• _Stored data entries_
┄┄┄┄┄┄

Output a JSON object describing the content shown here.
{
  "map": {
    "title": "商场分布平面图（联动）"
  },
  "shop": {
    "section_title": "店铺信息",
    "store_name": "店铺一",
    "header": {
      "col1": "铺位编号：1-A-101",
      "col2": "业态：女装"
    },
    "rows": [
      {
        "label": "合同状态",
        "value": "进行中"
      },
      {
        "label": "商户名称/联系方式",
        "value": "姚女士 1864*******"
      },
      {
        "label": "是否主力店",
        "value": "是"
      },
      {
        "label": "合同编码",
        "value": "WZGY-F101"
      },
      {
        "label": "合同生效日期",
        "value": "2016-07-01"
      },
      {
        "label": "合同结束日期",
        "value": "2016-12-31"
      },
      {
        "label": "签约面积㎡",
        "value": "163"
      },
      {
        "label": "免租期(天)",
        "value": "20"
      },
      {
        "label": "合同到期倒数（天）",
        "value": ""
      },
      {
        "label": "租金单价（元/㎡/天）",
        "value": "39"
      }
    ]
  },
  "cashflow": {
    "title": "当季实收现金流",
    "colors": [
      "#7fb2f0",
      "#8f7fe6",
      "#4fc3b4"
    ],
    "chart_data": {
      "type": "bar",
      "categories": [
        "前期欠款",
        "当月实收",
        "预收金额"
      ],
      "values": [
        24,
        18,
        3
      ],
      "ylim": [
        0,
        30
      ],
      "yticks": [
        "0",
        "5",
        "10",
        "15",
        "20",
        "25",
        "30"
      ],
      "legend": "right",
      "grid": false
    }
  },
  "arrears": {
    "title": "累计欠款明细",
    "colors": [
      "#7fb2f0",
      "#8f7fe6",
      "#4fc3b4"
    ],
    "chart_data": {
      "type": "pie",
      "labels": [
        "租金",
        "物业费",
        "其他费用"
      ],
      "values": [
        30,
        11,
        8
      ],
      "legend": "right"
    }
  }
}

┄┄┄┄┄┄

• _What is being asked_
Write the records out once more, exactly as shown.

• _Exercise answer_
Output a JSON object describing the content shown here.
{
  "map": {
    "title": "商场分布平面图（联动）"
  },
  "shop": {
    "section_title": "店铺信息",
    "store_name": "店铺一",
    "header": {
      "col1": "铺位编号：1-A-101",
      "col2": "业态：女装"
    },
    "rows": [
      {
        "label": "合同状态",
        "value": "进行中"
      },
      {
        "label": "商户名称/联系方式",
        "value": "姚女士 1864*******"
      },
      {
        "label": "是否主力店",
        "value": "是"
      },
      {
        "label": "合同编码",
        "value": "WZGY-F101"
      },
      {
        "label": "合同生效日期",
        "value": "2016-07-01"
      },
      {
        "label": "合同结束日期",
        "value": "2016-12-31"
      },
      {
        "label": "签约面积㎡",
        "value": "163"
      },
      {
        "label": "免租期(天)",
        "value": "20"
      },
      {
        "label": "合同到期倒数（天）",
        "value": ""
      },
      {
        "label": "租金单价（元/㎡/天）",
        "value": "39"
      }
    ]
  },
  "cashflow": {
    "title": "当季实收现金流",
    "colors": [
      "#7fb2f0",
      "#8f7fe6",
      "#4fc3b4"
    ],
    "chart_data": {
      "type": "bar",
      "categories": [
        "前期欠款",
        "当月实收",
        "预收金额"
      ],
      "values": [
        24,
        18,
        3
      ],
      "ylim": [
        0,
        30
      ],
      "yticks": [
        "0",
        "5",
        "10",
        "15",
        "20",
        "25",
        "30"
      ],
      "legend": "right",
      "grid": false
    }
  },
  "arrears": {
    "title": "累计欠款明细",
    "colors": [
      "#7fb2f0",
      "#8f7fe6",
      "#4fc3b4"
    ],
    "chart_data": {
      "type": "pie",
      "labels": [
        "租金",
        "物业费",
        "其他费用"
      ],
      "values": [
        30,
        11,
        8
      ],
      "legend": "right"
    }
  }
}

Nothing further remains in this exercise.